Scientists say that the collapse of the project is largely the result of cultural differences, a lack of communication, and a deep reservoir of suspicion between the Vietnamese and US governments.

The United States used Agent Orange to reduce forest cover during the Vietnam War. But since the war's end in 1975, Vietnam has suffered a high number of birth defects estimated to be 23 times the expected number in some areas which it blames on the defoliant.

The herbicides that made up Agent Orange were contaminated with dioxins, a highly toxic group of chemicals. But a lack of reliable epidemiological studies means that there is uncertainty over the suspected link between dioxins and birth defects. Such studies are difficult to do in part because a single test for dioxins costs US$1,400.

The joint USVietnamese research project would have analysed dioxin levels in 300 mothers of babies with birth defects, along with 300 mothers of healthy children. The study was approved in May 2003 by the US National Institute of Environmental Health Sciences (NIEHS) based in Research Triangle Park, North Carolina. But the institute pulled the plug on the project last month because, after two years, the Vietnamese Ministry of Health had still not approved the research protocols needed to begin the work.

David Carpenter, the study's principal investigator and an environmental health researcher at the University at Albany in New York, says that the project fell victim to politics with "two different cultures coming together and not communicating well". This led to misunderstandings from the outset, he says. Before funds of $1 million a year for the three-year project were freed up, the NIEHS provided $300,000 for a pilot study to verify that dioxin levels would be detectable in Vietnamese women. Although done for valid scientific reasons, this was not fully explained to Vietnamese officials, who viewed it as a snub, says Carpenter.

"The NIEHS was probably insisting on protocols to ensure a real, valid study; the implications of which the Vietnamese either didn't understand when they agreed, or else simply don't want," says Jeanne Mager Stellman, a scientist at Columbia University in New York, whose research has provided maps of herbicide spraying in Vietnam (see Nature 422, 649; 2003).

Anne Sassaman, a director at the NIEHS, defends the decision to cancel the project, saying that progress has been minimal despite repeated visits by NIEHS officials to Vietnam and the agency playing host to three Vietnamese delegations.

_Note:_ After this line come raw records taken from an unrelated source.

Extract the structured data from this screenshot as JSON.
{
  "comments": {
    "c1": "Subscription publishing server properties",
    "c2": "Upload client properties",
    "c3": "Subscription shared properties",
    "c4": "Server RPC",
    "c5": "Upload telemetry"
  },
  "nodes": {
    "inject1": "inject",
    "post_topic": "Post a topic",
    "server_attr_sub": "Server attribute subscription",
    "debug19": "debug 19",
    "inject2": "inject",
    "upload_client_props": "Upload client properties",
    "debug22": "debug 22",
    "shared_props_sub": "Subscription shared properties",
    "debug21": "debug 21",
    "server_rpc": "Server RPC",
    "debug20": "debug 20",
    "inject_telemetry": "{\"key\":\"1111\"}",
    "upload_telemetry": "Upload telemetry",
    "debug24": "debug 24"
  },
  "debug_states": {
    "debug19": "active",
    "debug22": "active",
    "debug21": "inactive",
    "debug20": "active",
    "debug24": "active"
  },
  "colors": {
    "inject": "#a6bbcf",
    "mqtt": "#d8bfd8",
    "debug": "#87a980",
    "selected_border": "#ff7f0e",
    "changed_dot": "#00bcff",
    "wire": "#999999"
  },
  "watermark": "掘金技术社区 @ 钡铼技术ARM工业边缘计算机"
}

A general agreement to conduct joint research between the countries (see Nature 416, 252; 2002) is still in place, she adds, and the NIEHS "remains hopeful that other studies on Agent Orange can be conducted in the future; we would be very happy to support them".

But researchers close to the programme say that the Agent Orange study was viewed by the NIEHS as a test case, and in the wake of its failure the agency is likely to be reluctant to entertain new proposals. "I'm not optimistic about what's next," says Carpenter.

The study was expected to provide evidence for a class action suit on behalf of millions of Vietnamese plaintiffs against US manufacturers of Agent Orange. This case was dismissed by a US judge on 10 March on the grounds that use of the defoliant in Vietnam could not be considered a war crime.




Croix Rouge Vietnamienne

Croix Rouge Vietnamienne
82 Nguyen Du, Hanoi
Vietnam
Tel: 00 844 8224030 et
00 844 9420860
Fax: 00 844 9424285
Email: agoravif@fpt.vn


Office of Genetic Counseling & Disabled Children

OGCDC
Hue Medical College
06 Ngo Quyen Street
Hue City - Vietnam
Tel: +84 54 833694
Fax: +84 54 826269
Email: ogcdc@dng.vnn.vn


Fund for Reconciliation and Development

Pour suivre le Procès en cours à New York:

Visitez la page
Agent Orange Lawsuit

de cette organisation.


Articles parus dans les journaux depuis le 28/02/2005.